» **PROBLEM DESCRIPTION**
Count up the lines holding "screenshot" in the material, then reply with only the number.

» **DATASET CONTENT**
+++

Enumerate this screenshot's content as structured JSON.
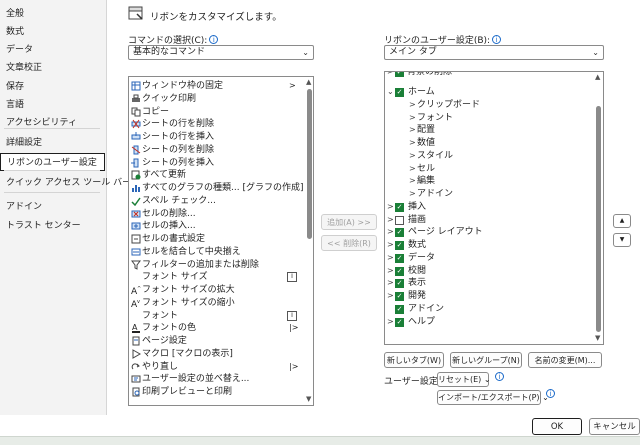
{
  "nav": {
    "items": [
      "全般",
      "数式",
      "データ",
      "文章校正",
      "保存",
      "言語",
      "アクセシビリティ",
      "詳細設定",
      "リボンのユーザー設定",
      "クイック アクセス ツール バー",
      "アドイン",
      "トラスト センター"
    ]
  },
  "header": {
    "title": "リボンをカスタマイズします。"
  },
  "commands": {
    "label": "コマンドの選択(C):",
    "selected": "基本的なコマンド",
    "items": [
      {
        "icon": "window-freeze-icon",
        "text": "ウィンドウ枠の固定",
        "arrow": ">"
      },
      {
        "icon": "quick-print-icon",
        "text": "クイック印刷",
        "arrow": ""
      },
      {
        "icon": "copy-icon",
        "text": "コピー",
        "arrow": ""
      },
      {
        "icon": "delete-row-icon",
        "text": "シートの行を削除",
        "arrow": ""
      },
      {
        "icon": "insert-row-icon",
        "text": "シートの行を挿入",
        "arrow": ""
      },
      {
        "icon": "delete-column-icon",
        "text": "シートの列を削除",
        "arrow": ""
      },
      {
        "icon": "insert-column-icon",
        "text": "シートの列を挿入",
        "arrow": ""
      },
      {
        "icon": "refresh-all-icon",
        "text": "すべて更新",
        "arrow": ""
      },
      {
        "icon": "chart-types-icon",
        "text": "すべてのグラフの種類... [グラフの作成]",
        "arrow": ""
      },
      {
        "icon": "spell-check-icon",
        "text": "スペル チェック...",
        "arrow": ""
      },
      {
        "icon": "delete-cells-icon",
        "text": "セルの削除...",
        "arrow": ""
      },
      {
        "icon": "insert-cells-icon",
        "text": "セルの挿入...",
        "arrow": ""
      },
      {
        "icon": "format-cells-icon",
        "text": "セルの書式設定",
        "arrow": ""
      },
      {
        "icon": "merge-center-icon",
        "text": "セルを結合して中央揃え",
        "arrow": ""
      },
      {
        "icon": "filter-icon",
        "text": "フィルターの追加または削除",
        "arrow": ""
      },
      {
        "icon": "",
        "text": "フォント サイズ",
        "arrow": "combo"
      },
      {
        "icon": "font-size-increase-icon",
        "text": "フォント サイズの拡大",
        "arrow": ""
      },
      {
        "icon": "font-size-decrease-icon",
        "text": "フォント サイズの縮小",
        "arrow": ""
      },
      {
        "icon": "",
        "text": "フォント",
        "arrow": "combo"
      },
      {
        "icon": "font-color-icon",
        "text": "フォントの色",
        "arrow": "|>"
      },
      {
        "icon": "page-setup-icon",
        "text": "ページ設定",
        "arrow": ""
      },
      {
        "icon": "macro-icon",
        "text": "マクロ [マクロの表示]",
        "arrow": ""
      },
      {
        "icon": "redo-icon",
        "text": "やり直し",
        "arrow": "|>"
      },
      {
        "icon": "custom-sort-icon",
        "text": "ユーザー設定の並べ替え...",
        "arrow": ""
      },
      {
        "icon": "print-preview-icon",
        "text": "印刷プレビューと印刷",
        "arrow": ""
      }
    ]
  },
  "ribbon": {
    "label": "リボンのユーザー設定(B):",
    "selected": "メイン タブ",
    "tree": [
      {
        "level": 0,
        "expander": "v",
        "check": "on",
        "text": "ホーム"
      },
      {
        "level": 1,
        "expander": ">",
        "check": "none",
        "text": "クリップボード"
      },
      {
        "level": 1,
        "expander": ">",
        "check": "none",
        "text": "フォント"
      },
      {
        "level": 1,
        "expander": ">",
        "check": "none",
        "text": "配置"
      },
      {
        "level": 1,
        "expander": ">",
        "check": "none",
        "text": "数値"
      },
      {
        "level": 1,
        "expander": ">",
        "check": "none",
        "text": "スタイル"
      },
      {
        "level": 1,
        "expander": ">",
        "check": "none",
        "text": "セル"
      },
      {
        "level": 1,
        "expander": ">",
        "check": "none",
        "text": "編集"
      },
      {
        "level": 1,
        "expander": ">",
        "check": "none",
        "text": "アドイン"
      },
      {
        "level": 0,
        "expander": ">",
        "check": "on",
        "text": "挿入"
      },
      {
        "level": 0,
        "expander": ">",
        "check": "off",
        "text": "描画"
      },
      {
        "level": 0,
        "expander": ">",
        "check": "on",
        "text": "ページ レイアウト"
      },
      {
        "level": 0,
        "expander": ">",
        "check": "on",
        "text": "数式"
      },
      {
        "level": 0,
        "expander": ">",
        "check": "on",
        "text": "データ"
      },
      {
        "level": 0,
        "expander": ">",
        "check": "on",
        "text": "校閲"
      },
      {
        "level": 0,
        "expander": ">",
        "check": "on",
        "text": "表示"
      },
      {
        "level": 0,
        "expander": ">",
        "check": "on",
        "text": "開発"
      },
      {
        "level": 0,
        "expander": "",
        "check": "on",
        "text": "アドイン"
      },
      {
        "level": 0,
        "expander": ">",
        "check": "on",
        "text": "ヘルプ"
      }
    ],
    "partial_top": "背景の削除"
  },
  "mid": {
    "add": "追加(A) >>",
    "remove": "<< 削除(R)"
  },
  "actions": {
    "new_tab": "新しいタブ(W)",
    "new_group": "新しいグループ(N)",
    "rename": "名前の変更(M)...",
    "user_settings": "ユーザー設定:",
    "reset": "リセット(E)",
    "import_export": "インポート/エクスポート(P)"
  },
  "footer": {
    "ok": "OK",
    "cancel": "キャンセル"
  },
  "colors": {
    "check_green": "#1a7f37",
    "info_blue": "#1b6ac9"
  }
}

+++

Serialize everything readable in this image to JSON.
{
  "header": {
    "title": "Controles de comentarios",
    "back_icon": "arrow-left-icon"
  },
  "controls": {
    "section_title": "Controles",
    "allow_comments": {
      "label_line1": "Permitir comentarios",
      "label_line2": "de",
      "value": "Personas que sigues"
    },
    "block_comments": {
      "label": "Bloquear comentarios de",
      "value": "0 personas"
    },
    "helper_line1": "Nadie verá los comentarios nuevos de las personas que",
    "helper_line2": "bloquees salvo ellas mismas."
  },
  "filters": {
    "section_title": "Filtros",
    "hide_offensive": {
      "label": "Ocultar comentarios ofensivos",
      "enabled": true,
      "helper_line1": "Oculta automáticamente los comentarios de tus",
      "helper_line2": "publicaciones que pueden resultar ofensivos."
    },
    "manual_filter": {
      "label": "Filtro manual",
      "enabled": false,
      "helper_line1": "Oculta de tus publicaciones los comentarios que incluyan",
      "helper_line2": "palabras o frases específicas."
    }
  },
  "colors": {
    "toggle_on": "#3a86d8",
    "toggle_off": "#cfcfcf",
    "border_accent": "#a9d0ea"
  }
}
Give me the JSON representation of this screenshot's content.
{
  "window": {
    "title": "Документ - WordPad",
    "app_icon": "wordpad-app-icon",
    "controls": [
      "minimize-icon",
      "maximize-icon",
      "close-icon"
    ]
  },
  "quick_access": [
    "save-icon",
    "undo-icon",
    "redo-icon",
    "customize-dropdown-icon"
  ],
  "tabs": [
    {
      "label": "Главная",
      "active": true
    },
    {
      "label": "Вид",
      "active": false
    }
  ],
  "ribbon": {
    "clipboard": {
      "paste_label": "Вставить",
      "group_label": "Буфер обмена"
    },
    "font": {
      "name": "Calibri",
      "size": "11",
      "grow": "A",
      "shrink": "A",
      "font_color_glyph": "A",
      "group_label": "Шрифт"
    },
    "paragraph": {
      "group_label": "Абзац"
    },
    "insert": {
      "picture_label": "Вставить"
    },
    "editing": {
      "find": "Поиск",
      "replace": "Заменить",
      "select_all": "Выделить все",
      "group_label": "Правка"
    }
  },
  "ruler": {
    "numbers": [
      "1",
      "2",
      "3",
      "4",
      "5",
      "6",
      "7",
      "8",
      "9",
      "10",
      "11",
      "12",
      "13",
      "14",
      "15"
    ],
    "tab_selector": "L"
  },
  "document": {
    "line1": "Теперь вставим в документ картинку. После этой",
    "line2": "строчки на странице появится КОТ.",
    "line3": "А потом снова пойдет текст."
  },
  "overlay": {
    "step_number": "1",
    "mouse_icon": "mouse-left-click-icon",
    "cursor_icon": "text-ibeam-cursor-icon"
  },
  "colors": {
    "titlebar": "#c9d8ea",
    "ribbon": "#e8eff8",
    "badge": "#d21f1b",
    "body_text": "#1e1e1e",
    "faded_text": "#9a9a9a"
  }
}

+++

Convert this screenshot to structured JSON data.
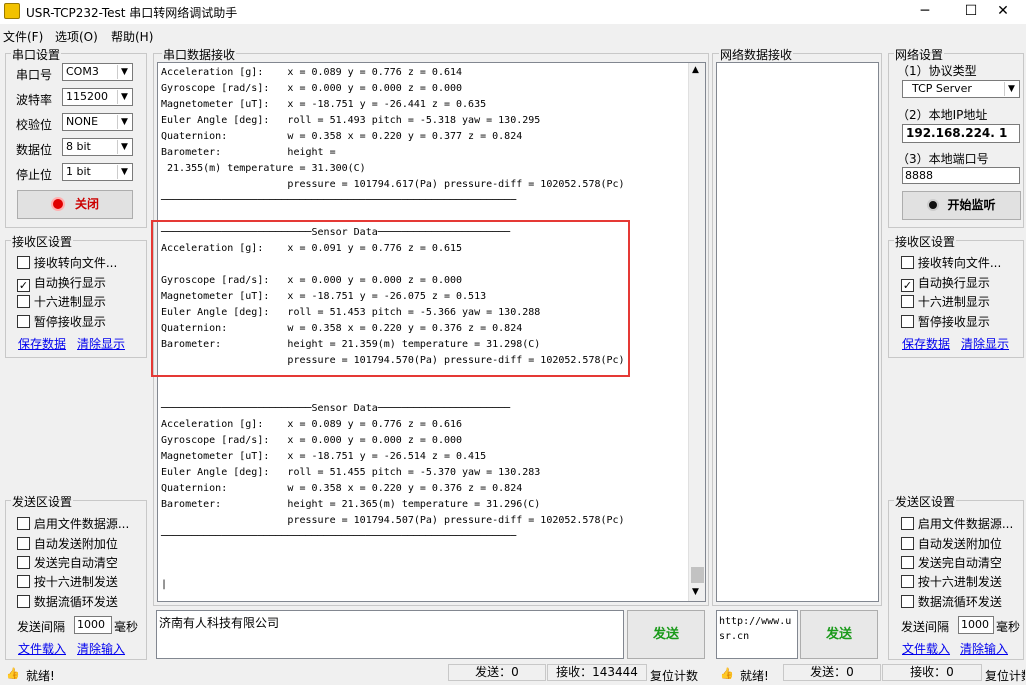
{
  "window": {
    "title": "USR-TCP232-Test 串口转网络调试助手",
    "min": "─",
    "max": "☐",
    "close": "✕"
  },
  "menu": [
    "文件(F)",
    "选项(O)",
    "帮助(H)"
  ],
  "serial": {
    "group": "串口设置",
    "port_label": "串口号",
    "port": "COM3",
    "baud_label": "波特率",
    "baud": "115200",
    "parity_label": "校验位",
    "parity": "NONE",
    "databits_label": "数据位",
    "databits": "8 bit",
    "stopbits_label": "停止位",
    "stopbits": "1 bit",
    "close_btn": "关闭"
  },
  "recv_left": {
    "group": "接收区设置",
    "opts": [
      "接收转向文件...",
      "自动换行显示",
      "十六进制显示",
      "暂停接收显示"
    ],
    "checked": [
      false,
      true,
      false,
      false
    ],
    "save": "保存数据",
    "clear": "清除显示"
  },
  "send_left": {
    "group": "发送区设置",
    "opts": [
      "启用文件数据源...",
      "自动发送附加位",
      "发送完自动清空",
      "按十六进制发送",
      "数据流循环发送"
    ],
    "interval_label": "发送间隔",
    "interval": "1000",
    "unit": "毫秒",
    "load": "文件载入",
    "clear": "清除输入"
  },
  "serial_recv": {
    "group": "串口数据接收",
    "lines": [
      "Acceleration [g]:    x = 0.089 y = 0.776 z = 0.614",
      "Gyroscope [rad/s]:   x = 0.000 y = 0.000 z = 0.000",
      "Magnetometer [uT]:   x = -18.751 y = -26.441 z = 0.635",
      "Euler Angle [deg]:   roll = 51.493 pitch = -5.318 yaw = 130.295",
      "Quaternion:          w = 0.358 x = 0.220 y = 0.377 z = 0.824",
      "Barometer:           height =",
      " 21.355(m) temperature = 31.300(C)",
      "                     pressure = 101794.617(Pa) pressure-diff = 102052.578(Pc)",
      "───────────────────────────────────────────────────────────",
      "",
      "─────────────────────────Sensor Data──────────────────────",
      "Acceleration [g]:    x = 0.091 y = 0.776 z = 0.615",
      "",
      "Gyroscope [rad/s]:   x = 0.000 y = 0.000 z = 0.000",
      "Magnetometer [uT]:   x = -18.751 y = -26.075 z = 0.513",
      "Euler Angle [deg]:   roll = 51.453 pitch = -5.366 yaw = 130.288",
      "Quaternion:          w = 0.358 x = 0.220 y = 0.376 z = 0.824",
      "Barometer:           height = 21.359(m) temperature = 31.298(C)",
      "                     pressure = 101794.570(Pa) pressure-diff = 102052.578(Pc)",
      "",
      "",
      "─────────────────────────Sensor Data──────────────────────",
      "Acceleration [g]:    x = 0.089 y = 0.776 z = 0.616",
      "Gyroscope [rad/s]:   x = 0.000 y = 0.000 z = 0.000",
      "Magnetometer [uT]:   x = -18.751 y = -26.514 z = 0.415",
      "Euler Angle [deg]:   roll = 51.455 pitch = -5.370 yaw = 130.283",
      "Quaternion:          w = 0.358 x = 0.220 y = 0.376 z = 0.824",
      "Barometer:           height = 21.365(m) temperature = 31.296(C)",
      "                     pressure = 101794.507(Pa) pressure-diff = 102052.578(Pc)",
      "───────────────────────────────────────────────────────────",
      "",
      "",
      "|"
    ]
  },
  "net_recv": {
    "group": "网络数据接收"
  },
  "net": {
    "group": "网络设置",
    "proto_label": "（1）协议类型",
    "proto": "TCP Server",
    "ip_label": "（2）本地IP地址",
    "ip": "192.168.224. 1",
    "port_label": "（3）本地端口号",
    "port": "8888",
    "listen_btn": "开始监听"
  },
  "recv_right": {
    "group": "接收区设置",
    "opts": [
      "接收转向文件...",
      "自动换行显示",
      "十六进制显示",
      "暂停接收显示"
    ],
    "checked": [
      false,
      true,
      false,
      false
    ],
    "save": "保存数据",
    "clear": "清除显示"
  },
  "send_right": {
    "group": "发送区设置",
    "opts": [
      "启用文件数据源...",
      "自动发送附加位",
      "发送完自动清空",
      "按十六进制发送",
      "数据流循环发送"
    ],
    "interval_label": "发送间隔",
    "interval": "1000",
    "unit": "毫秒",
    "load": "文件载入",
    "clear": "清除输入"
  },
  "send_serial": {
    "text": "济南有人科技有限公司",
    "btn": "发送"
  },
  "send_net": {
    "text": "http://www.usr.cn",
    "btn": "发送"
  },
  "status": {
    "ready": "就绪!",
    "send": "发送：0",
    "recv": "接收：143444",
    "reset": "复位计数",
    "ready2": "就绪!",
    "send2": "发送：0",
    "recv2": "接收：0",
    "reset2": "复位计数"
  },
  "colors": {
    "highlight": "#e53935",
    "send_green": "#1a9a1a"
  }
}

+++

» **THE ANSWER**
3